It's a phenomenon normally associated with places on the Olympic Peninsula like Sequim, but Mass says it has also caused very patchy rain effects throughout Puget Sound. He says when the winds come from the west, the effect can be quite pronounced for lowland areas from Olympia to Everett, even while windward parts at the crests of the mountains are getting as much as a half a foot of rain.

Breezy Wednesday

Mass says the worst of the flooding is likely over and Wednesday would be “a relatively decent day” as the warm front has shifted north into British Columbia and most of the precipitation moved with it.

“Breezy, but not much precipitation,” Mass said, “But that’s going to change later on.”

Wednesday evening, a “fairly strong” cold front will come in, bringing increased wind, “especially on the coast and around the San Juans. And the precipitation will start this evening and continue into the night,” Mass said.

Soggy Thanksgiving

On Thanksgiving, there will be showers in the morning. And later in the day, Mass says yet another cold front will push through, causing the rain to pick up again Thursday evening.

“So there may be a break in the middle of the day that will allow people to take a little walk around on Thanksgiving, that’s always a good idea,” Mass said. “Nothing severe during Thanksgiving itself.”

But he says the rain from Wednesday and Thursday could total as much as 3 to 5 inches in the mountains.

Cold Snap Friday With Lowland Snow Possible Saturday

Friday will be a transition day to substantially cooler air, which could become cold enough for snow on Saturday, Mass says.

“The latest model runs suggest there is some potential for some light lowland snow in some locations,” he said. “We’re talking about snow down to near sea level during the day on Saturday, so people need to be thinking about that,” though he said it probably won’t stick to most roads.

Sunny conditions will come back on Sunday, but Mass says highs will remain “only in the upper 30s on Saturday and Sunday — you know, this is going to be chilly stuff.”

He says the weekend cold snap could add some inches of snow back into the mountains. “But it will be too late, we had some snow and most of it is melting off right now. So there’s no skiing this weekend, that’s for sure.”

Note: This is a special holiday edition of The Weather with Cliff Mass. We're taking Black Friday off, but will be back at our normal time next week. 


The weekly KPLU feature "Weather with Cliff Mass" airs every Friday at 9 a.m. immediately following BirdNote, and twice on Friday afternoons during All Things Considered. The feature is hosted by KPLU Environment Reporter Bellamy Pailthorp. Cliff Mass is a University of Washington Professor of Atmospheric Sciences, a renowned Seattle weather prognosticator, and a popular weather blogger. You can also subscribe to a podcast of “Weather with Cliff Mass” shows.

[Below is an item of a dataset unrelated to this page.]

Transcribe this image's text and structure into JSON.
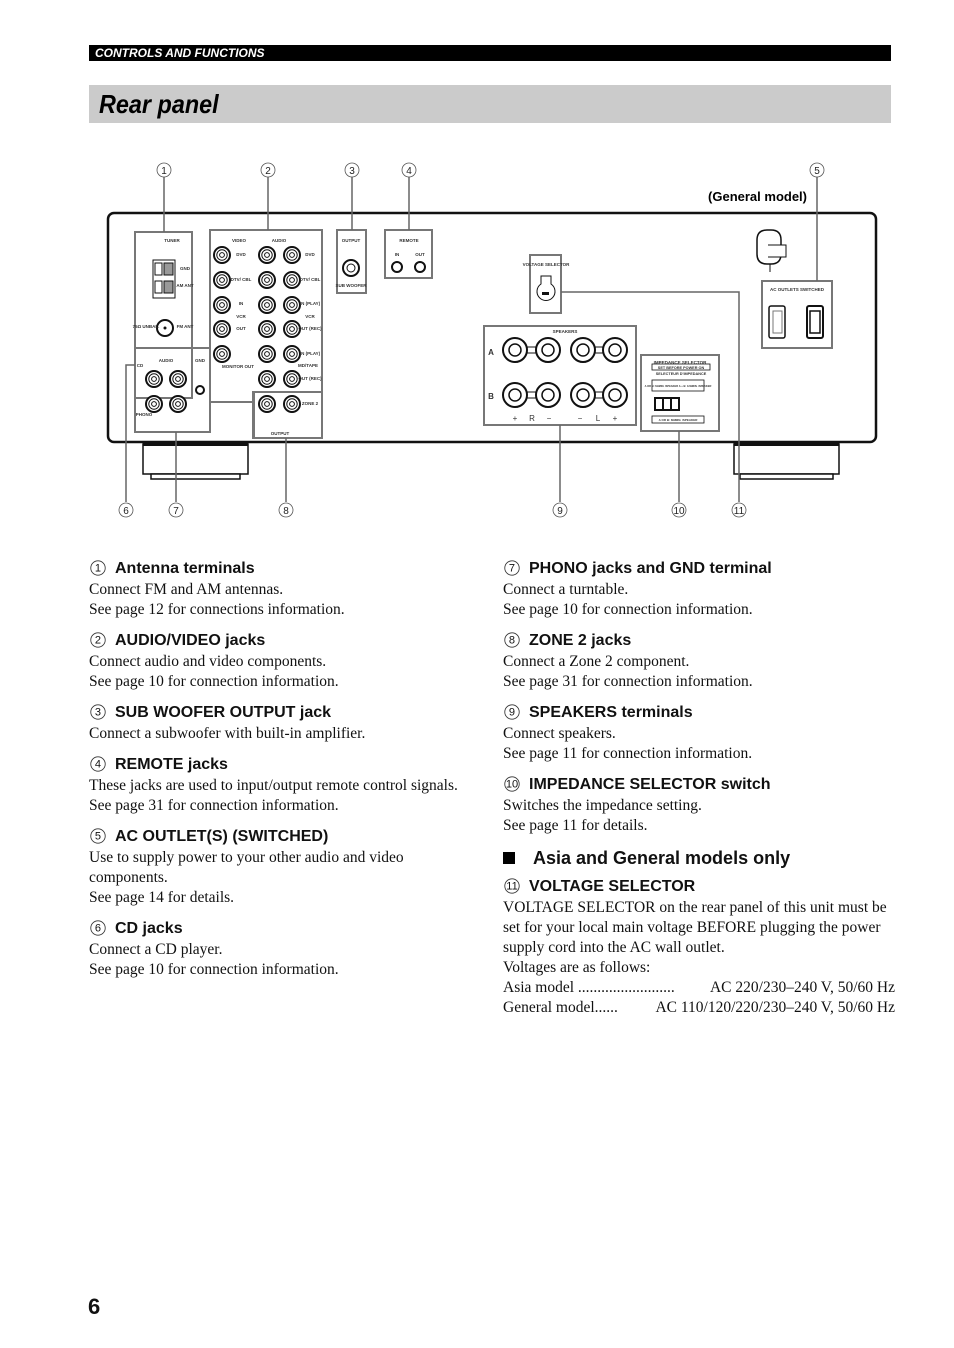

Bellamy Pailthorp covers the environment for KNKX with an emphasis on climate justice, human health and food sovereignty. She enjoys reporting about how we will power our future while maintaining healthy cultures and livable cities. Story tips can be sent to